Records from a dataset:
━━━━━━━━
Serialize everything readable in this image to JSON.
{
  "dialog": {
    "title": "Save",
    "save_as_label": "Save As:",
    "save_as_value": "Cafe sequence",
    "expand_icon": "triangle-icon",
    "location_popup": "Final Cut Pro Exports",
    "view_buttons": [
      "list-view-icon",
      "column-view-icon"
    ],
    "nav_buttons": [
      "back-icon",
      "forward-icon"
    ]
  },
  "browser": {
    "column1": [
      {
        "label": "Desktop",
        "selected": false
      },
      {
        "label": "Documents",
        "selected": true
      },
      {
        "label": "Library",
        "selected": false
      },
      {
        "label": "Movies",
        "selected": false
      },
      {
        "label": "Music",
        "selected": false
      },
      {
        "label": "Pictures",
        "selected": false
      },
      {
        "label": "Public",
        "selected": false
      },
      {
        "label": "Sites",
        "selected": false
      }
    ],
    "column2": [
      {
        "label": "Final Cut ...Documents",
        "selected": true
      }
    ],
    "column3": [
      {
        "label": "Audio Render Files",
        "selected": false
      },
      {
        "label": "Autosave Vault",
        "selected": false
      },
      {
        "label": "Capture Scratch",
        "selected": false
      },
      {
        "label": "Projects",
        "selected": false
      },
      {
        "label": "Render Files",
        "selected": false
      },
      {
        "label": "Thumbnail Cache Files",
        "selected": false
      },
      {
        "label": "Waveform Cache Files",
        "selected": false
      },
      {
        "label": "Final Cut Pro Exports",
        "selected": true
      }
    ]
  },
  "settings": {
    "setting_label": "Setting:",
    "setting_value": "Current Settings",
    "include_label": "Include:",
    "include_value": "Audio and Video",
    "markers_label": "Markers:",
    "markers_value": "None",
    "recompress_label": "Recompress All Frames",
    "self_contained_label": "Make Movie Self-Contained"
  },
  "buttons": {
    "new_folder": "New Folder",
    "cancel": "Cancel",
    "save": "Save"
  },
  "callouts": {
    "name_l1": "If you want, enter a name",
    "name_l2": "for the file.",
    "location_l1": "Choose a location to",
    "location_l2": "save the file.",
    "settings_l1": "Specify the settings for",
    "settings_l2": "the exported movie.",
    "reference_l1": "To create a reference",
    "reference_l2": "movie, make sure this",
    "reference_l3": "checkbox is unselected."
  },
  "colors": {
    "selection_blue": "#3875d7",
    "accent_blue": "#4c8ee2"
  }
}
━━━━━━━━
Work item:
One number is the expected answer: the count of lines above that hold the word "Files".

Exercise output:
4